The team at Peabody Darwin Court in London were so nice and it was surprising to see that they had a whopping five volunteers to support all of the people learning digital skills. Covering everything from job searching to copy and paste, it really was great to see people of all skill levels learning something new during Get Online Week.
- Cabinet Office Get Online Week event
I had a lovely time at Whitehall on Thursday lunchtime chatting to people from DWP and Jobcentre Plus Maidstone.

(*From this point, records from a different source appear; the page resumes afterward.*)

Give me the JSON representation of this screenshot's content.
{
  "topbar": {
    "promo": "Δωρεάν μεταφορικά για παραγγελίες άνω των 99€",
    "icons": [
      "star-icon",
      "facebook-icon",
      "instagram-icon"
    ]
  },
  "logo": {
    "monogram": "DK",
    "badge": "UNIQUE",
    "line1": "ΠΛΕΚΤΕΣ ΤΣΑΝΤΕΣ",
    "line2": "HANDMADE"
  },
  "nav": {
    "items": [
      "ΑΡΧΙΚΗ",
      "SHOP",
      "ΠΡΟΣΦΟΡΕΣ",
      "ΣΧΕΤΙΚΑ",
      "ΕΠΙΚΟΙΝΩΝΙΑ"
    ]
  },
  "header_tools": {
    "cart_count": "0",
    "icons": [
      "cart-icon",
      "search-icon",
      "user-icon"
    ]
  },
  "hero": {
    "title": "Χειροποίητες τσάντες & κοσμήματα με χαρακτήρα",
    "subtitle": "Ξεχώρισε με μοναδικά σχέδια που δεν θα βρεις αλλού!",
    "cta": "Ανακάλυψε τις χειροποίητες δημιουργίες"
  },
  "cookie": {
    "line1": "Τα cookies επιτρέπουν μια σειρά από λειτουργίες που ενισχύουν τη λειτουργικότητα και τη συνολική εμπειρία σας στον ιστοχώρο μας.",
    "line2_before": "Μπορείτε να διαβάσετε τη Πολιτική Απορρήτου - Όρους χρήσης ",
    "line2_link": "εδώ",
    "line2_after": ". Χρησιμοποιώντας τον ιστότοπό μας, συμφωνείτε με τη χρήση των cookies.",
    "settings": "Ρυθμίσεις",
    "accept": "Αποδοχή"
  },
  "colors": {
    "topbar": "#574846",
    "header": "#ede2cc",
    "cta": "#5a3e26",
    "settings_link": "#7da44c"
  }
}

It was great to hear how digital skills is now playing a bigger part in their day-to-day jobs, and I was delighted to show them how they can become a UK online centre and use Learn My Way to teach clients about all the wonderful stuff there is online to help them with their job search. It was a really insightful event and I hope we can work together in the future. Thank you to Chad Bond, from GDS, for organising these events throughout the week.
8, 9 and 10. I spent the Friday visiting three centres across Liverpool: Liverpool Carers Centre, Mersey Learn (at Mersey Travel) and Kensington Community Learning Centre.

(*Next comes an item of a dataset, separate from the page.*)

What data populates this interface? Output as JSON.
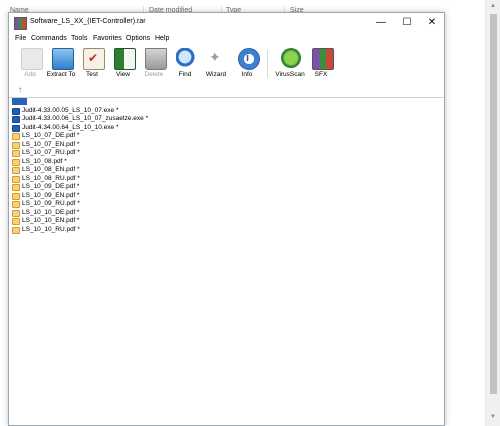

They were all doing such great stuff and there was even a raffle game at Kensington where learners would receive a free raffle ticket for each online activity they completed. Alan Tapp, at Kensington (Liverpool), should help us out with next year’s toolkit – he had prizes from local businesses, he had an online games competition, and a huge turnout for his event.
The fun’s just beginning
Get Online Week 2016 was a truly brilliant campaign. I visited these ten events but I saw so much more happening across social media – look up the hashtag #GOLW16 to see how much was happening and other great photos from the thousands of events around the country.
We may have reached even more people over the past week, teaching them digital skills that they can use to make their lives easier, but the stats still speak for themselves. There are still 12.6 million people in the UK who aren’t able to access the online world and it’s so important that we’re there to offer them support.
Get Online Week is like getting a dog for Christmas – Get Online Week is for life. It’s so much more than a seven-day campaign; it’s an accelerator for activity throughout the rest of the year. Get Online Week may be over, but the fun is only just beginning.